DATA SUPPLIED:
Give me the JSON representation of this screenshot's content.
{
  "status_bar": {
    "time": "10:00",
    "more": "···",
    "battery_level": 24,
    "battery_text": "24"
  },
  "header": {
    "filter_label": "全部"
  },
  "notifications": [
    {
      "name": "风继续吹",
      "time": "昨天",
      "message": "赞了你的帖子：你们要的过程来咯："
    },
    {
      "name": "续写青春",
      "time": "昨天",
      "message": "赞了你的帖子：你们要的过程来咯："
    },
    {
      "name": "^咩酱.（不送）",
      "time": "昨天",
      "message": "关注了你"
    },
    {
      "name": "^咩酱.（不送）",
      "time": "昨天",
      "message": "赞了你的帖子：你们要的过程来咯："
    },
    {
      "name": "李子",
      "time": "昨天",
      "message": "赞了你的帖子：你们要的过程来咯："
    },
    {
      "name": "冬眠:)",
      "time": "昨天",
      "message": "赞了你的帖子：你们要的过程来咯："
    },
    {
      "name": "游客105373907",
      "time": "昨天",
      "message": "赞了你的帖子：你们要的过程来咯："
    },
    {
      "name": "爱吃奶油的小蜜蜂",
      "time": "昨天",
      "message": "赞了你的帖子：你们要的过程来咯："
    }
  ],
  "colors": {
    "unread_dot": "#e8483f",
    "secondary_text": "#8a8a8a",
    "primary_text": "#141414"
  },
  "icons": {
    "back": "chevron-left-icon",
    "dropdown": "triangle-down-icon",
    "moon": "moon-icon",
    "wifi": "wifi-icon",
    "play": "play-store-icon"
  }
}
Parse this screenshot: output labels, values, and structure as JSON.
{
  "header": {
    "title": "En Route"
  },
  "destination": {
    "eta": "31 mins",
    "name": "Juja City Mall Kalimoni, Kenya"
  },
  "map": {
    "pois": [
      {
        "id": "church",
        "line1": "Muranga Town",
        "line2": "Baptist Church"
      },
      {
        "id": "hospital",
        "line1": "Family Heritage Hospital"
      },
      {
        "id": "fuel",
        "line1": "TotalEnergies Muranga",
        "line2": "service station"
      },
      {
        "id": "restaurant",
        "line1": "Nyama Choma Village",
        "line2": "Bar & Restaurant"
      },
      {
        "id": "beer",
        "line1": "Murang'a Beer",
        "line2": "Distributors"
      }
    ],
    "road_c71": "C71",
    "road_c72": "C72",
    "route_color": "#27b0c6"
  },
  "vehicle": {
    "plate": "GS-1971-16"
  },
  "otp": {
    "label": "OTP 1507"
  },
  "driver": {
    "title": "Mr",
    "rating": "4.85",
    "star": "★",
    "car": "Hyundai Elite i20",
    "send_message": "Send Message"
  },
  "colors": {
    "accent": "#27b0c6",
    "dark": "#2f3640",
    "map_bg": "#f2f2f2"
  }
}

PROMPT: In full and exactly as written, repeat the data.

YOUR SOLUTION:
Give me the JSON representation of this screenshot's content.
{
  "status_bar": {
    "time": "10:00",
    "more": "···",
    "battery_level": 24,
    "battery_text": "24"
  },
  "header": {
    "filter_label": "全部"
  },
  "notifications": [
    {
      "name": "风继续吹",
      "time": "昨天",
      "message": "赞了你的帖子：你们要的过程来咯："
    },
    {
      "name": "续写青春",
      "time": "昨天",
      "message": "赞了你的帖子：你们要的过程来咯："
    },
    {
      "name": "^咩酱.（不送）",
      "time": "昨天",
      "message": "关注了你"
    },
    {
      "name": "^咩酱.（不送）",
      "time": "昨天",
      "message": "赞了你的帖子：你们要的过程来咯："
    },
    {
      "name": "李子",
      "time": "昨天",
      "message": "赞了你的帖子：你们要的过程来咯："
    },
    {
      "name": "冬眠:)",
      "time": "昨天",
      "message": "赞了你的帖子：你们要的过程来咯："
    },
    {
      "name": "游客105373907",
      "time": "昨天",
      "message": "赞了你的帖子：你们要的过程来咯："
    },
    {
      "name": "爱吃奶油的小蜜蜂",
      "time": "昨天",
      "message": "赞了你的帖子：你们要的过程来咯："
    }
  ],
  "colors": {
    "unread_dot": "#e8483f",
    "secondary_text": "#8a8a8a",
    "primary_text": "#141414"
  },
  "icons": {
    "back": "chevron-left-icon",
    "dropdown": "triangle-down-icon",
    "moon": "moon-icon",
    "wifi": "wifi-icon",
    "play": "play-store-icon"
  }
}
Parse this screenshot: output labels, values, and structure as JSON.
{
  "header": {
    "title": "En Route"
  },
  "destination": {
    "eta": "31 mins",
    "name": "Juja City Mall Kalimoni, Kenya"
  },
  "map": {
    "pois": [
      {
        "id": "church",
        "line1": "Muranga Town",
        "line2": "Baptist Church"
      },
      {
        "id": "hospital",
        "line1": "Family Heritage Hospital"
      },
      {
        "id": "fuel",
        "line1": "TotalEnergies Muranga",
        "line2": "service station"
      },
      {
        "id": "restaurant",
        "line1": "Nyama Choma Village",
        "line2": "Bar & Restaurant"
      },
      {
        "id": "beer",
        "line1": "Murang'a Beer",
        "line2": "Distributors"
      }
    ],
    "road_c71": "C71",
    "road_c72": "C72",
    "route_color": "#27b0c6"
  },
  "vehicle": {
    "plate": "GS-1971-16"
  },
  "otp": {
    "label": "OTP 1507"
  },
  "driver": {
    "title": "Mr",
    "rating": "4.85",
    "star": "★",
    "car": "Hyundai Elite i20",
    "send_message": "Send Message"
  },
  "colors": {
    "accent": "#27b0c6",
    "dark": "#2f3640",
    "map_bg": "#f2f2f2"
  }
}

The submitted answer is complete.